▶ _What is required_: The word "title" marks the lines you need; copy each of them from the data.

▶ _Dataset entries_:
═══
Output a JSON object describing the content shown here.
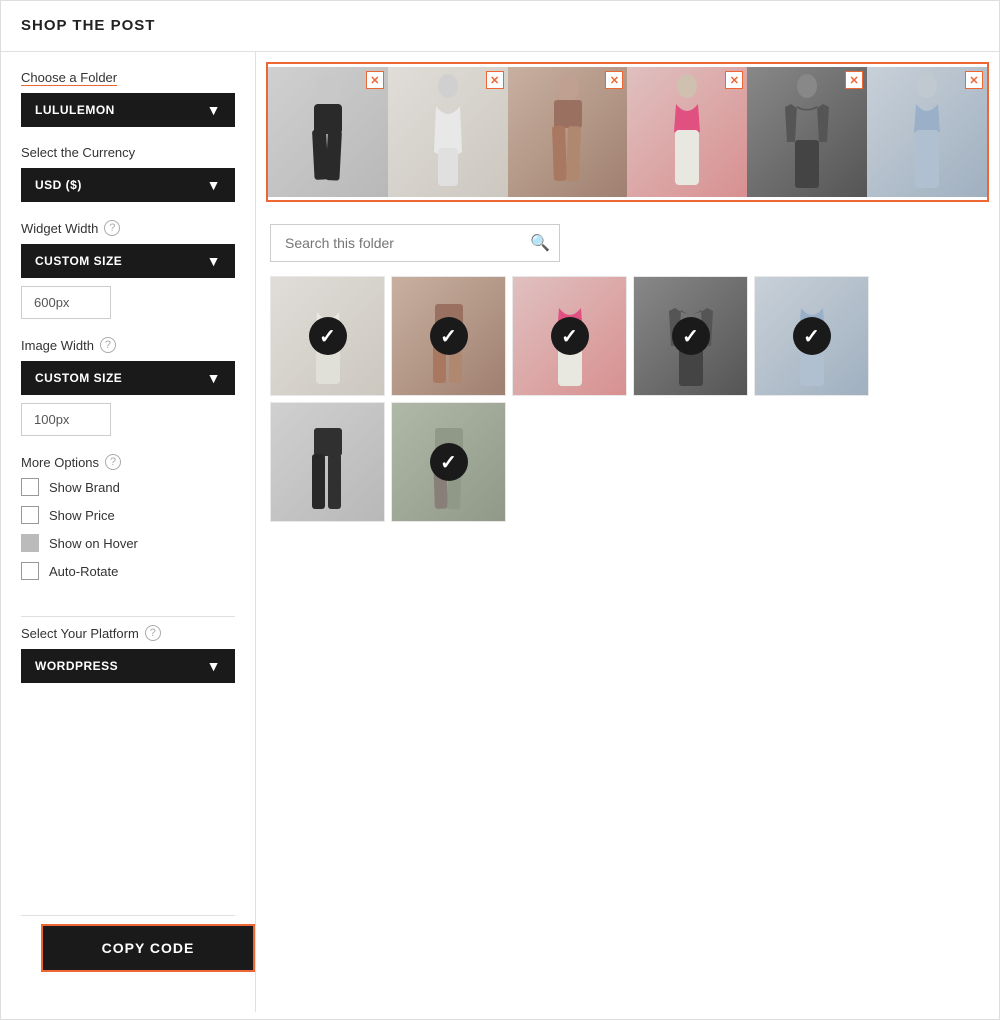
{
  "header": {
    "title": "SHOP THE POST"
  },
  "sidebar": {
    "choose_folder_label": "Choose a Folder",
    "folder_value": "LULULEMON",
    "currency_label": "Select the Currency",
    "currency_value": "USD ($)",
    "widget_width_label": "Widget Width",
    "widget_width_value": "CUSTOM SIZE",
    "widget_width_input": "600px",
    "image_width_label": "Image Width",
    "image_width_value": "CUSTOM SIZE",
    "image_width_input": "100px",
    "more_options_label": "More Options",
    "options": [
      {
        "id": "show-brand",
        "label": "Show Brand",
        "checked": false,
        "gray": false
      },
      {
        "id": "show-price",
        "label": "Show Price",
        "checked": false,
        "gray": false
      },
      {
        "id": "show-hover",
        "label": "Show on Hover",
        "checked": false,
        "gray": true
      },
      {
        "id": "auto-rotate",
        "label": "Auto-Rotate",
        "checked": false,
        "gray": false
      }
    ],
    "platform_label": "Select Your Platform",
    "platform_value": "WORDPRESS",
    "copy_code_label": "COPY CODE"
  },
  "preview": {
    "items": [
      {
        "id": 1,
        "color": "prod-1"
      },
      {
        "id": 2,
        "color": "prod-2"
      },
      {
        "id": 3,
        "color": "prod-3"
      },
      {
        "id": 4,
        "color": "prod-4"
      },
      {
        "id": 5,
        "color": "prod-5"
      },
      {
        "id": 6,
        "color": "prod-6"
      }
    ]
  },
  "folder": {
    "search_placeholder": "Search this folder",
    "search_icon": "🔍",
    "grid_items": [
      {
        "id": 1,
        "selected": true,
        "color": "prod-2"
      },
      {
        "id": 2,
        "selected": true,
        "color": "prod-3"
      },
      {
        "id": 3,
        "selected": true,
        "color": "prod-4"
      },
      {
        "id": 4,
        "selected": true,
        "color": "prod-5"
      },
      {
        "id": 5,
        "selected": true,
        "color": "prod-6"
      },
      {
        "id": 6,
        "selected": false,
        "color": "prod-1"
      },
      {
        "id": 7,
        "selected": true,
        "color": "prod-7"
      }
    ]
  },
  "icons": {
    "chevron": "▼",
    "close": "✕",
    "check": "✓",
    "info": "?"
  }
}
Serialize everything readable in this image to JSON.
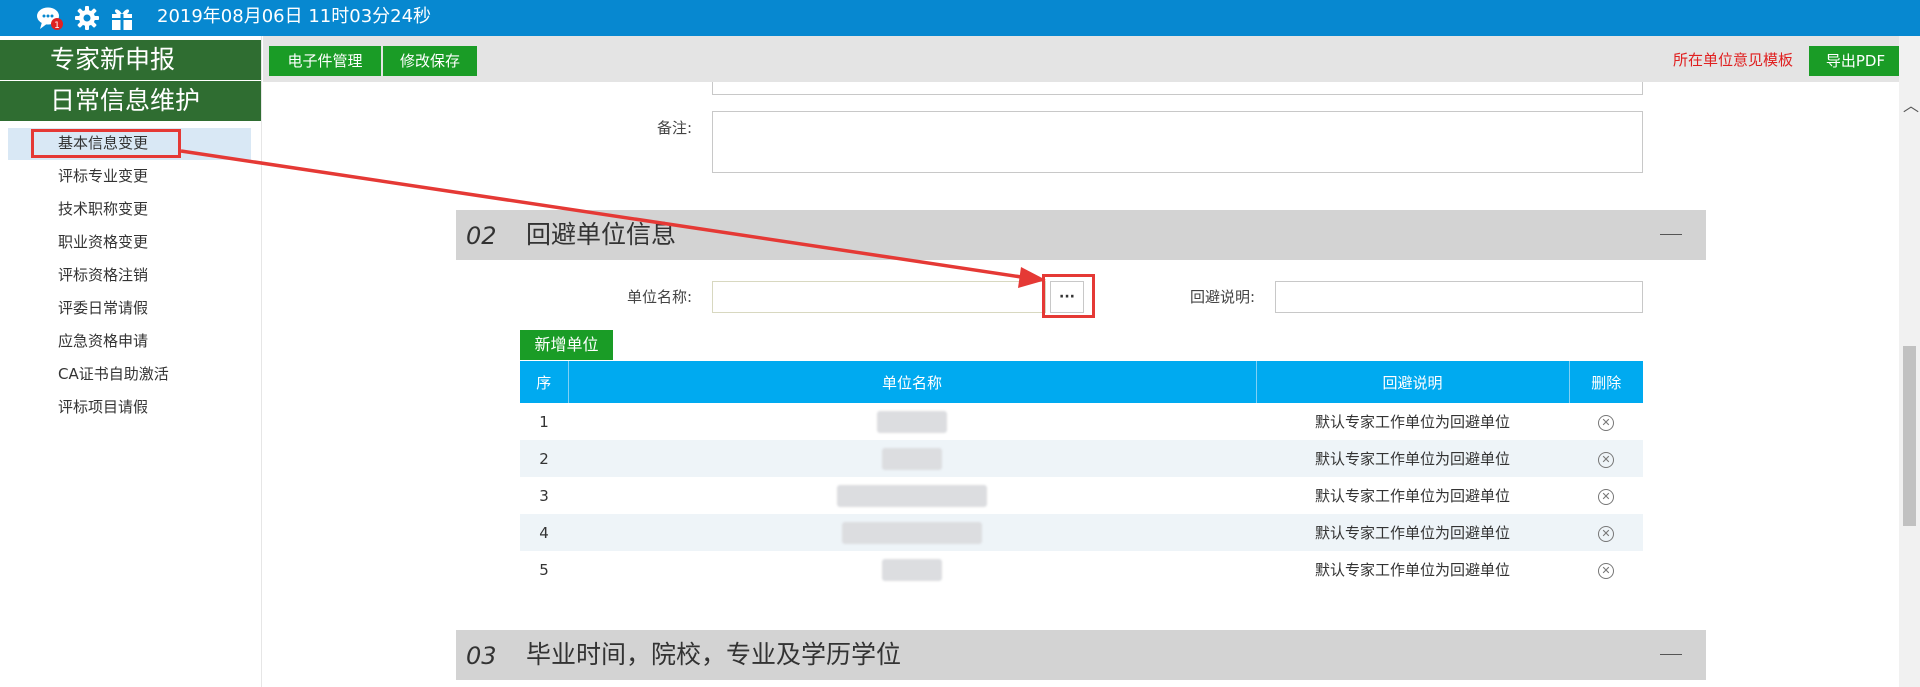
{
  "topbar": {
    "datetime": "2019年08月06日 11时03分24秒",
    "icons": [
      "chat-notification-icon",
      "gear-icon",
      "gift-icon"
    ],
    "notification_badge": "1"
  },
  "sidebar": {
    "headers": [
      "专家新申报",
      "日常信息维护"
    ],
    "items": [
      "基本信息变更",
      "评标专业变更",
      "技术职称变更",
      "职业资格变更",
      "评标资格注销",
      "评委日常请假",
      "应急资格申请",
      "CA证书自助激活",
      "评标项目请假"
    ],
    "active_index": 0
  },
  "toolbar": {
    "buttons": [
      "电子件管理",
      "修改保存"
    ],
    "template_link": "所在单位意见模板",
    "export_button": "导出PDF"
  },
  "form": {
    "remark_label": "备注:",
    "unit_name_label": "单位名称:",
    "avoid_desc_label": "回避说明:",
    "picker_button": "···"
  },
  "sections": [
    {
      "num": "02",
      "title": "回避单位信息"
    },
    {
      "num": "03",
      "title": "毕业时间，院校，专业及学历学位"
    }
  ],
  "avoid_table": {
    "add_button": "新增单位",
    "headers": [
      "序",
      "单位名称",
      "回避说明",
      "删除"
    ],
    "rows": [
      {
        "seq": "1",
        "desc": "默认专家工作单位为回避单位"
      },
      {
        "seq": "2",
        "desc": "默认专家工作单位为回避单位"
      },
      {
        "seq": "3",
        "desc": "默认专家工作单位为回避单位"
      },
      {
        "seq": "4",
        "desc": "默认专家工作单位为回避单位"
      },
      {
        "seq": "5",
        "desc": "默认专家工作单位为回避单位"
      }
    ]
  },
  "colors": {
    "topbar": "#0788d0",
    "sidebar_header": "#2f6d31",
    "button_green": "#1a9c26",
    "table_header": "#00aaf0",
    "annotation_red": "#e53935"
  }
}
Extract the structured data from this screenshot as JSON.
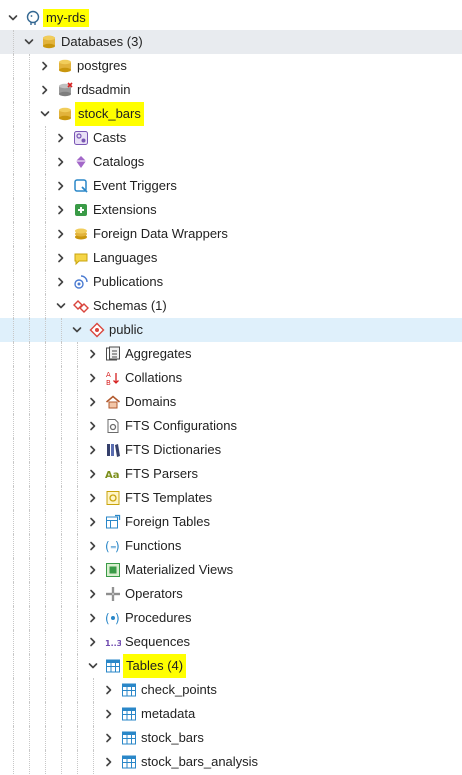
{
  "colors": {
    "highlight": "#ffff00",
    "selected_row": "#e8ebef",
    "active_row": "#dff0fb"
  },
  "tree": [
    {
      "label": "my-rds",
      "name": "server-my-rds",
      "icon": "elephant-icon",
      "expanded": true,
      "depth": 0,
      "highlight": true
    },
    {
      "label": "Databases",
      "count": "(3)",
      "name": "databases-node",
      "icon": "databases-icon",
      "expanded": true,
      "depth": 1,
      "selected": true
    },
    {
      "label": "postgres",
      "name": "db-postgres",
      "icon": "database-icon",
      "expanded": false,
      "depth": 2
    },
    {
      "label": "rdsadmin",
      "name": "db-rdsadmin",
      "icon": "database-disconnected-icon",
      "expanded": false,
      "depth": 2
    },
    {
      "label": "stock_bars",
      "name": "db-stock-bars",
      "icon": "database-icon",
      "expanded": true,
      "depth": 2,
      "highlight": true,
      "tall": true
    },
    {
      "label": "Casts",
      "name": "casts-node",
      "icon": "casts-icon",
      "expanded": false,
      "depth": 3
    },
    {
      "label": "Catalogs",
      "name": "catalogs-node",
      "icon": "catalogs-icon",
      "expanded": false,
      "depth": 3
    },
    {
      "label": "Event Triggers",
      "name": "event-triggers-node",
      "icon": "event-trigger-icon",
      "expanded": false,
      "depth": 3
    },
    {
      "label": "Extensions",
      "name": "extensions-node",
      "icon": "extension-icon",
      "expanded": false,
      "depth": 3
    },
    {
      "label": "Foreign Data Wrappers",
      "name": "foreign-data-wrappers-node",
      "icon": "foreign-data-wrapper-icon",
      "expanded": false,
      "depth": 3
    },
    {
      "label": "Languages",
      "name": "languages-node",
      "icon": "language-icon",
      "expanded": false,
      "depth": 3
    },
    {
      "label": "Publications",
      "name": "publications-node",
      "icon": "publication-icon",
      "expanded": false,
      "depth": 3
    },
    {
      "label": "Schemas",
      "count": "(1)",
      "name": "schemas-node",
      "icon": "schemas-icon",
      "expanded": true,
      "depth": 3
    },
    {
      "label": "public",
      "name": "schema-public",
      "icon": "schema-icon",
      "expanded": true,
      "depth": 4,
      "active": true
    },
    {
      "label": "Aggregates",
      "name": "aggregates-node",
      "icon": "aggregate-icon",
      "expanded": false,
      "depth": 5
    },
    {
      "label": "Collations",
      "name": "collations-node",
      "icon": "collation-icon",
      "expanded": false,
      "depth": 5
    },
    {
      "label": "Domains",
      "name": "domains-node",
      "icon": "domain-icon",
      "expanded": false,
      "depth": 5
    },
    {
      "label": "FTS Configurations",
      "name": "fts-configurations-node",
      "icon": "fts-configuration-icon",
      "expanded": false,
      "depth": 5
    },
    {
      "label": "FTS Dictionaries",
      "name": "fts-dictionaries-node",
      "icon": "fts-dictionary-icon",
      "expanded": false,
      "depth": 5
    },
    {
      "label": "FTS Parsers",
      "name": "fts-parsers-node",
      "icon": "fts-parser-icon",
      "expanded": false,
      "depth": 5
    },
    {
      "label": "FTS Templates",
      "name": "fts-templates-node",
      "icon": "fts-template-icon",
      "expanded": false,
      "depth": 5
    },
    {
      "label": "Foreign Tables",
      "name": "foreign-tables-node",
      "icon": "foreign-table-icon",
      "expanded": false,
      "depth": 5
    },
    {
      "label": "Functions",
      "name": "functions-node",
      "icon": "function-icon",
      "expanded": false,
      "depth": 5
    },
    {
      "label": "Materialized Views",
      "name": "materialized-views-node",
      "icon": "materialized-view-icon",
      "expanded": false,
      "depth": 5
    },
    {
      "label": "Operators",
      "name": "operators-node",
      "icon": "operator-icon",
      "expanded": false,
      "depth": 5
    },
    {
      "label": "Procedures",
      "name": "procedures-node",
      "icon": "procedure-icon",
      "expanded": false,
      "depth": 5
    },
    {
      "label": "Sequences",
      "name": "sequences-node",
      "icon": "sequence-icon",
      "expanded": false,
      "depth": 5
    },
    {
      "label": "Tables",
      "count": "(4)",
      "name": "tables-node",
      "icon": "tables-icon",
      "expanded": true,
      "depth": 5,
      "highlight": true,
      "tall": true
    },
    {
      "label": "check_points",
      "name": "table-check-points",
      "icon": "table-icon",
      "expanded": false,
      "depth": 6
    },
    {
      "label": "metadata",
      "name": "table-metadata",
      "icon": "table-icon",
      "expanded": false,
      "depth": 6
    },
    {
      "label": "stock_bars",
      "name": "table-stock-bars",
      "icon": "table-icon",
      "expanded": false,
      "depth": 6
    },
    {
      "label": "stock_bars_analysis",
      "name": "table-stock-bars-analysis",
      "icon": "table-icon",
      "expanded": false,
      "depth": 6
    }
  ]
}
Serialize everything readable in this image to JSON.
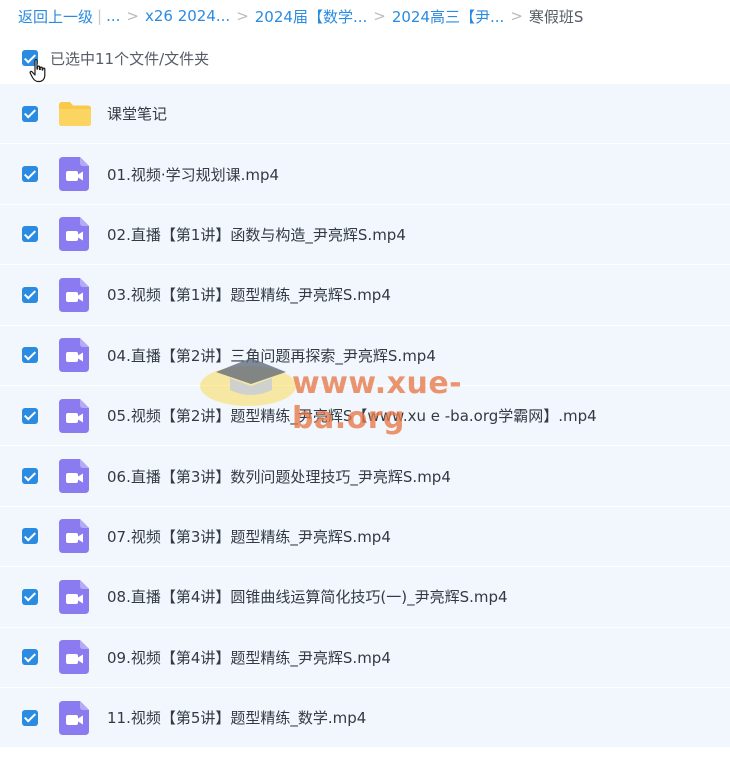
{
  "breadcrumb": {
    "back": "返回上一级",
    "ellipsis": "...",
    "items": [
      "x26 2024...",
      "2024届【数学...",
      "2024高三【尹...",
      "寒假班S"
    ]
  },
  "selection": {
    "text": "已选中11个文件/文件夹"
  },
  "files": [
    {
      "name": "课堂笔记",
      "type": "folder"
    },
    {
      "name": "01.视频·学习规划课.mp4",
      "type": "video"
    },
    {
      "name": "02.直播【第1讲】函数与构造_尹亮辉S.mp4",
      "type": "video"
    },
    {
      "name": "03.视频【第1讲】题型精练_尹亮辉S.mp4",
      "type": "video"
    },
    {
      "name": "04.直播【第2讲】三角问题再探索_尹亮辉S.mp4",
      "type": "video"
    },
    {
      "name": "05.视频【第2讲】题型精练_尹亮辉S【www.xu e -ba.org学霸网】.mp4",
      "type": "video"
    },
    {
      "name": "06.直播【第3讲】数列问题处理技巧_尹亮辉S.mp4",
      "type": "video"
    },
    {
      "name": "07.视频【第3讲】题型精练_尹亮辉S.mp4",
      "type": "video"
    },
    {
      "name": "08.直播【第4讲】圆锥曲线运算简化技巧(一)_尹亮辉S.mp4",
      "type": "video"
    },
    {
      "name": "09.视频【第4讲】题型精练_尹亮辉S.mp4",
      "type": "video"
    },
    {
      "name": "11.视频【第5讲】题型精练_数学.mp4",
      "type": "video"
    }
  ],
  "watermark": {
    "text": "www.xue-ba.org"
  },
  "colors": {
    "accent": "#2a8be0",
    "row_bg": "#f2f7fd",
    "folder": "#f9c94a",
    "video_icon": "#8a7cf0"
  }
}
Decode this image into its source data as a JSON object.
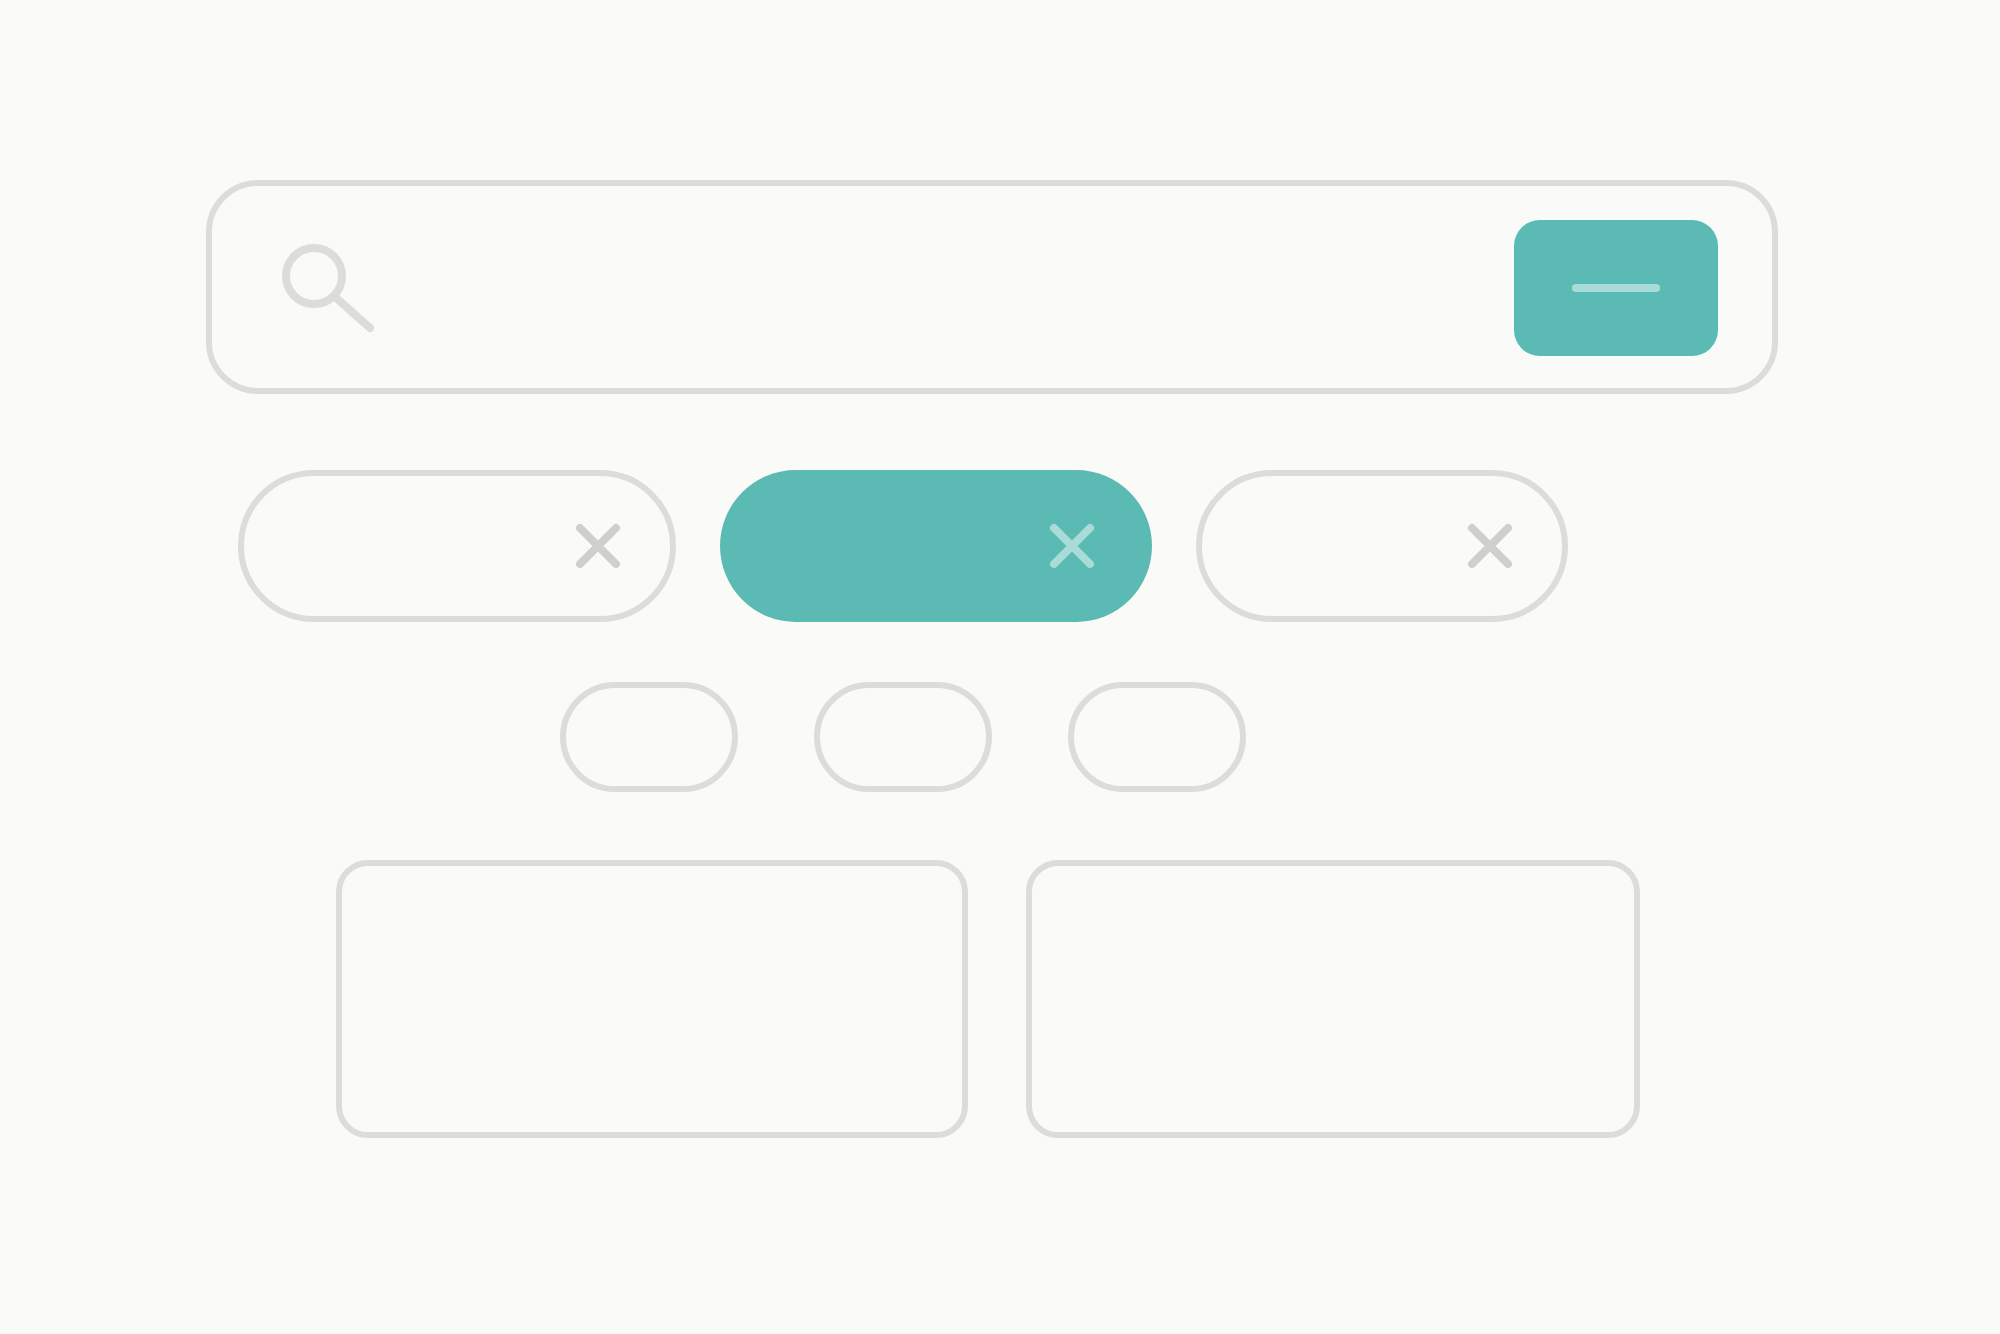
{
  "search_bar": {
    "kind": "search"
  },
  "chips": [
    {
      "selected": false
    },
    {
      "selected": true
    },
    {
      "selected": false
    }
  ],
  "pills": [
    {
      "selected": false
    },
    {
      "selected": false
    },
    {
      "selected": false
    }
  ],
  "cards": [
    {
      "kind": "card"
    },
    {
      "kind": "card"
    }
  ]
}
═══
▶ _The answer_:
    "title": "SHOP THE POST"
      "title": "回避单位信息"
      "title": "毕业时间，院校，专业及学历学位"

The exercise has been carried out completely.